Collective Actions Audience Recollections From the First Five Years 1976 to 1981

by Yelena Kalinsky, ed

Published by Soberscove Press

116p, b&w and color, softcover, 8"x8"

$24.00

"Active in Moscow since 1976, the Collective Actions group played a key role in the development of conceptual and performance art in the Soviet Union. Inspired by the work of John Cage, the organizers invited audiences to take part in minimal, outdoor actions in fields and forests on the edges of the city that explored the nature of the aesthetic event. These spatio-temporal events directed viewers’ attention to the pure contemplation of their own perceptions, and over time, the actions produced masses of documentary material. Collective Actions: Audience Recollections from the First Five Years, 1976-1981 concentrates on the early period of field actions when the problems of documentation- how to capture and convey ephemeral action to non-participants- were just beginning to be considered.

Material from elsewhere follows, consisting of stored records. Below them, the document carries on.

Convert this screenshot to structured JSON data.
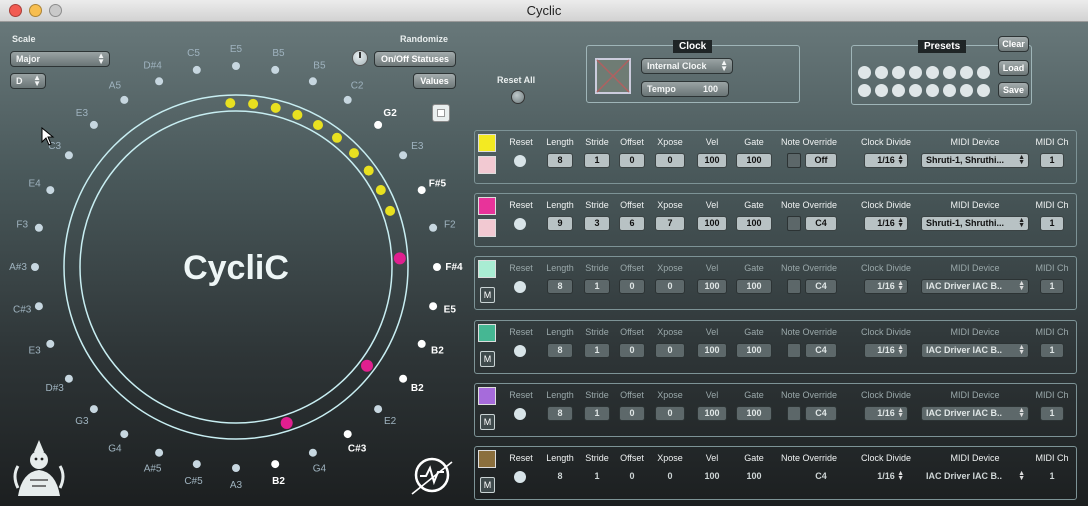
{
  "window": {
    "title": "Cyclic"
  },
  "scale": {
    "label": "Scale",
    "type_value": "Major",
    "root_value": "D"
  },
  "randomize": {
    "label": "Randomize",
    "onoff_button": "On/Off Statuses",
    "values_button": "Values"
  },
  "reset_all": {
    "label": "Reset All"
  },
  "logo": {
    "text": "CycliC"
  },
  "circle_notes": [
    {
      "label": "E5",
      "color": "#9fb3bf"
    },
    {
      "label": "B5",
      "color": "#9fb3bf"
    },
    {
      "label": "B5",
      "color": "#9fb3bf"
    },
    {
      "label": "C2",
      "color": "#9fb3bf"
    },
    {
      "label": "G2",
      "color": "#ffffff"
    },
    {
      "label": "E3",
      "color": "#9fb3bf"
    },
    {
      "label": "F#5",
      "color": "#ffffff"
    },
    {
      "label": "F2",
      "color": "#9fb3bf"
    },
    {
      "label": "F#4",
      "color": "#ffffff"
    },
    {
      "label": "E5",
      "color": "#ffffff"
    },
    {
      "label": "B2",
      "color": "#ffffff"
    },
    {
      "label": "B2",
      "color": "#ffffff"
    },
    {
      "label": "E2",
      "color": "#9fb3bf"
    },
    {
      "label": "C#3",
      "color": "#ffffff"
    },
    {
      "label": "G4",
      "color": "#9fb3bf"
    },
    {
      "label": "B2",
      "color": "#ffffff"
    },
    {
      "label": "A3",
      "color": "#9fb3bf"
    },
    {
      "label": "C#5",
      "color": "#9fb3bf"
    },
    {
      "label": "A#5",
      "color": "#9fb3bf"
    },
    {
      "label": "G4",
      "color": "#9fb3bf"
    },
    {
      "label": "G3",
      "color": "#9fb3bf"
    },
    {
      "label": "D#3",
      "color": "#9fb3bf"
    },
    {
      "label": "E3",
      "color": "#9fb3bf"
    },
    {
      "label": "C#3",
      "color": "#9fb3bf"
    },
    {
      "label": "A#3",
      "color": "#9fb3bf"
    },
    {
      "label": "F3",
      "color": "#9fb3bf"
    },
    {
      "label": "E4",
      "color": "#9fb3bf"
    },
    {
      "label": "C3",
      "color": "#9fb3bf"
    },
    {
      "label": "E3",
      "color": "#9fb3bf"
    },
    {
      "label": "A5",
      "color": "#9fb3bf"
    },
    {
      "label": "D#4",
      "color": "#9fb3bf"
    },
    {
      "label": "C5",
      "color": "#9fb3bf"
    }
  ],
  "step_markers": [
    {
      "color": "#e8e020"
    },
    {
      "color": "#e8e020"
    },
    {
      "color": "#e8e020"
    },
    {
      "color": "#e8e020"
    },
    {
      "color": "#e8e020"
    },
    {
      "color": "#e8e020"
    },
    {
      "color": "#e8e020"
    },
    {
      "color": "#e8e020"
    },
    {
      "color": "#e8e020"
    },
    {
      "color": "#e8e020"
    },
    {
      "color": "#e01f8f"
    },
    {
      "color": "#e01f8f"
    },
    {
      "color": "#e01f8f"
    }
  ],
  "clock": {
    "title": "Clock",
    "source_value": "Internal Clock",
    "tempo_label": "Tempo",
    "tempo_value": "100"
  },
  "presets": {
    "title": "Presets",
    "clear": "Clear",
    "load": "Load",
    "save": "Save",
    "slot_count": 16
  },
  "track_headers": {
    "reset": "Reset",
    "length": "Length",
    "stride": "Stride",
    "offset": "Offset",
    "xpose": "Xpose",
    "vel": "Vel",
    "gate": "Gate",
    "note_override": "Note Override",
    "clock_divide": "Clock Divide",
    "midi_device": "MIDI Device",
    "midi_ch": "MIDI Ch"
  },
  "tracks": [
    {
      "color": "#f3ea22",
      "color2": "#f2c9d2",
      "length": "8",
      "stride": "1",
      "offset": "0",
      "xpose": "0",
      "vel": "100",
      "gate": "100",
      "note": "Off",
      "divide": "1/16",
      "device": "Shruti-1, Shruthi...",
      "channel": "1",
      "mute": ""
    },
    {
      "color": "#e8339a",
      "color2": "#f2c9d2",
      "length": "9",
      "stride": "3",
      "offset": "6",
      "xpose": "7",
      "vel": "100",
      "gate": "100",
      "note": "C4",
      "divide": "1/16",
      "device": "Shruti-1, Shruthi...",
      "channel": "1",
      "mute": ""
    },
    {
      "color": "#a9edd3",
      "length": "8",
      "stride": "1",
      "offset": "0",
      "xpose": "0",
      "vel": "100",
      "gate": "100",
      "note": "C4",
      "divide": "1/16",
      "device": "IAC Driver IAC B..",
      "channel": "1",
      "mute": "M"
    },
    {
      "color": "#45b793",
      "length": "8",
      "stride": "1",
      "offset": "0",
      "xpose": "0",
      "vel": "100",
      "gate": "100",
      "note": "C4",
      "divide": "1/16",
      "device": "IAC Driver IAC B..",
      "channel": "1",
      "mute": "M"
    },
    {
      "color": "#a66bdb",
      "length": "8",
      "stride": "1",
      "offset": "0",
      "xpose": "0",
      "vel": "100",
      "gate": "100",
      "note": "C4",
      "divide": "1/16",
      "device": "IAC Driver IAC B..",
      "channel": "1",
      "mute": "M"
    },
    {
      "color": "#8b6f3d",
      "length": "8",
      "stride": "1",
      "offset": "0",
      "xpose": "0",
      "vel": "100",
      "gate": "100",
      "note": "C4",
      "divide": "1/16",
      "device": "IAC Driver IAC B..",
      "channel": "1",
      "mute": "M"
    }
  ],
  "icons": {
    "mascot": "shiva-mascot-icon",
    "brand": "oscilloscope-logo-icon",
    "pointer": "mouse-cursor-icon"
  }
}
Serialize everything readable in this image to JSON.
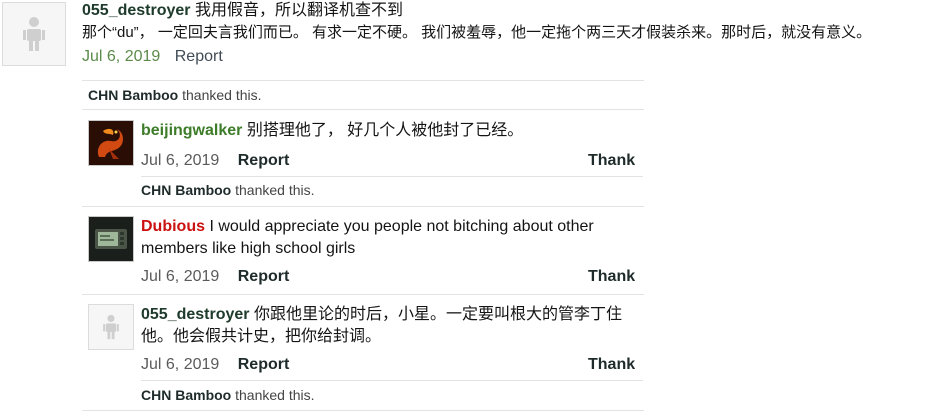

Appearing for the first time in English, the subjective recollections presented here provide a counterpoint to the group’s better-known descriptive texts and theoretical writings, a selection of which are also included. Composed by several of Collective Actions’ regular audience members, the generously illustrated recollections share the author-participants’ idiosyncratic attempts to remember and give narrative to their own experiences of actions, and they illustrate the group's ongoing investigation into the status of documentation in participatory art."

Appearing for the first time in English, the subjective recollections presented here provide a counterpoint to the group’s better-known descriptive texts and theoretical writings, a selection of which are also included. Composed by several of Collective Actions’ regular audience members, the generously illustrated recollections share the author-participants’ idiosyncratic attempts to remember and give narrative to their own experiences of actions, and they illustrate the group's ongoing investigation into the status of documentation in participatory art."